§ EXERCISE INSTRUCTIONS
Every line below that contains the word "Sign" must be copied.

§ SUPPLIED MATERIAL
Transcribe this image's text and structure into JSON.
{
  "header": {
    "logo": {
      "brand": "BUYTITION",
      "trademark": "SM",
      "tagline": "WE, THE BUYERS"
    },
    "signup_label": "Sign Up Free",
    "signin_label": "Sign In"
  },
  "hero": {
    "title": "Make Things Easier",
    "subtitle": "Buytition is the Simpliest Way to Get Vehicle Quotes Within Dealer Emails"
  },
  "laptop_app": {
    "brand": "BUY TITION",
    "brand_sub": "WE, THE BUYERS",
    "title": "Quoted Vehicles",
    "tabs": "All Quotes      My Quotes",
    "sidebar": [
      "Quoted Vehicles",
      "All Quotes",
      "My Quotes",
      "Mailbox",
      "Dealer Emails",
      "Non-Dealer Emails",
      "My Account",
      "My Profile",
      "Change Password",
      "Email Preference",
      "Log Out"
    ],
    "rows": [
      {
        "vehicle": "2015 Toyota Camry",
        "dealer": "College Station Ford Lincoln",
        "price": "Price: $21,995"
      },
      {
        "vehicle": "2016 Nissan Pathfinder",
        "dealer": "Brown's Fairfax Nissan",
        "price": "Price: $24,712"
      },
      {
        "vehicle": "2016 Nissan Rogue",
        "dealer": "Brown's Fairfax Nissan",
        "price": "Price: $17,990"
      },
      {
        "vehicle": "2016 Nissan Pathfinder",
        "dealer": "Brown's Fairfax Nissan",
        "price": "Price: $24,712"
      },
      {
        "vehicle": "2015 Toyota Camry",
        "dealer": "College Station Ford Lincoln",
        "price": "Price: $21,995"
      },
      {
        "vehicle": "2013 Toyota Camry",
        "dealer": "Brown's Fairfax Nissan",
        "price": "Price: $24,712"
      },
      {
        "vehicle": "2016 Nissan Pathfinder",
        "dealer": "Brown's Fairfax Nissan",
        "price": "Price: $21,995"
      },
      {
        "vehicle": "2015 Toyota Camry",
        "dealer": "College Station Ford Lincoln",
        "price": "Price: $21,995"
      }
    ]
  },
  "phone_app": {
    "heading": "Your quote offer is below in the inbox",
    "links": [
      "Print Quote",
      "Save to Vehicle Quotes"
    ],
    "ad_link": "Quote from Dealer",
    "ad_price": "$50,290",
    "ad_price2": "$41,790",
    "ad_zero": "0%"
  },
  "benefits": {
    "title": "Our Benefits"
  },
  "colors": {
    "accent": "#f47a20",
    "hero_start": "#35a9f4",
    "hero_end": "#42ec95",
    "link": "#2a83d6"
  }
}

§ FINISHED EXERCISE
    "signup_label": "Sign Up Free",
    "signin_label": "Sign In"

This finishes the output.